the Trivers–Willard hypothesis , ..

Big and tall parents have more sons; further generalizations of the Trivers–Willard hypothesis.

further generalizations of the Trivers-Willard hypothesis ..

In a series of recent papers, Kanazawa has extended the Trivers-Willard hypothesis by suggesting that possession of any heritable trait that improves male reproductive success to a greater extent than it does female reproductive success will lead to a male-biased offspring sex ratio (at the individual level). He produces supporting evidence that big and tall parents have more sons than daughters. Here we test this hypothesis using two large datasets from very different populations, one British and one from rural Guatemala. There was no support for Kanazawa's extension of the Trivers-Willard hypothesis in either sample. Maternal marital status was the only predictor of offspring sex ratio but this effect was very small and limited to the British sample. Results are discussed with reference to recent studies of sex-ratio variation in humans.

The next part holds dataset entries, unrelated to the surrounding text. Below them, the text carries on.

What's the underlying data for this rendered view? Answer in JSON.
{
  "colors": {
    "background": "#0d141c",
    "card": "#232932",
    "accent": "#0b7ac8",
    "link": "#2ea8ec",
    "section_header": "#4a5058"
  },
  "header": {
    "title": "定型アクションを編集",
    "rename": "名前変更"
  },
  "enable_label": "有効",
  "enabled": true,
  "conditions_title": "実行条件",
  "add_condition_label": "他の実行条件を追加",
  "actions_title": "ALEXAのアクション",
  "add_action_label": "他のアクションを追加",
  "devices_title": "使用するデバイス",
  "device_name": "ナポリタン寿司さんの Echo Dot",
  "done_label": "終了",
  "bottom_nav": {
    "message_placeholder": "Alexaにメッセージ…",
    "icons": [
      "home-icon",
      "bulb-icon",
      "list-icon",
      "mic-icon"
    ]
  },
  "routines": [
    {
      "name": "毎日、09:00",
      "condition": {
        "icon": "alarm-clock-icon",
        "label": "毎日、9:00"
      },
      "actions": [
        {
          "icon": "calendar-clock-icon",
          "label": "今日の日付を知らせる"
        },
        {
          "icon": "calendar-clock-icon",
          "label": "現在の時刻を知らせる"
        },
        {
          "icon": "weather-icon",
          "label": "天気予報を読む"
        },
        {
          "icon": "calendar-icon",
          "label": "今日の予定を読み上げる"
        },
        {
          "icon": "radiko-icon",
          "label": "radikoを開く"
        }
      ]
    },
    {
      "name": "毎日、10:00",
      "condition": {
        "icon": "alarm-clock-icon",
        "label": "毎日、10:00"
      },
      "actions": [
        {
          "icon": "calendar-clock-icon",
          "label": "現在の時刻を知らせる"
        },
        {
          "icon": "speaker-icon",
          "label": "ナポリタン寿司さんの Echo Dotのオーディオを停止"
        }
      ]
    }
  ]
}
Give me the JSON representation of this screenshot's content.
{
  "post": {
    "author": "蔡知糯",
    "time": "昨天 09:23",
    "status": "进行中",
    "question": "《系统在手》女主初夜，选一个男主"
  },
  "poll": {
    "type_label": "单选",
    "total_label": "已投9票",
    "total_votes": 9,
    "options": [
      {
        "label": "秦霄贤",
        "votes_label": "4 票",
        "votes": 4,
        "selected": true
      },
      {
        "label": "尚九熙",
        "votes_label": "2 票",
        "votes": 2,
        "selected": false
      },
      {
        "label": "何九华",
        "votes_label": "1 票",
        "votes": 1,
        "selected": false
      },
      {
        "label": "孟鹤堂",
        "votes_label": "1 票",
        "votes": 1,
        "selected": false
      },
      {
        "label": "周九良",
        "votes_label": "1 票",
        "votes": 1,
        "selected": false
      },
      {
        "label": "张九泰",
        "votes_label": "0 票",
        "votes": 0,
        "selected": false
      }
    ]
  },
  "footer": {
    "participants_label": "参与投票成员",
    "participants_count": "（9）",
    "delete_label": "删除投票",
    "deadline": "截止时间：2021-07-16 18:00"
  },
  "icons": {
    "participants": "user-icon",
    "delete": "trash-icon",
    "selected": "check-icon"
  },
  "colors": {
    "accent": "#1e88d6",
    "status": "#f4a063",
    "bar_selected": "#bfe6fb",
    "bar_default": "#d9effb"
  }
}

Kanazawa's 'generalized Trivers-Willard hypothesis' and the heritability of offspring sex-ratio

* Generalized Trivers-Willard Hypothesis * WHR of 0.7

and (2010)No evidence for the generalized Trivers-Willard hypothesis from British and rural Guatemalan data. Journal of Evolutionary Psychology, 8 (1). pp. 57-74. ISSN 1789-2082

30/10/2013 · The generalized Trivers–Willard hypothesis (gTWH) [Kanazawa, S., 2005a

In a series of recent papers, Kanazawa has extended the Trivers-Willard hypothesis by suggesting that possession of any heritable trait that improves male reproductive success to a greater extent than it does female reproductive success will lead to a male-biased offspring sex ratio (at the individual level). He produces supporting evidence that big and tall parents have more sons than daughters. Here we test this hypothesis using two large datasets from very different populations, one British and one from rural Guatemala. There was no support for Kanazawa's extension of the Trivers-Willard hypothesis in either sample. Maternal marital status was the only predictor of offspring sex ratio but this effect was very small and limited to the British sample. Results are discussed with reference to recent studies of sex-ratio variation in humans.

Big and tall parents have more sons; further generalizations of the Trivers-Willard hypothesis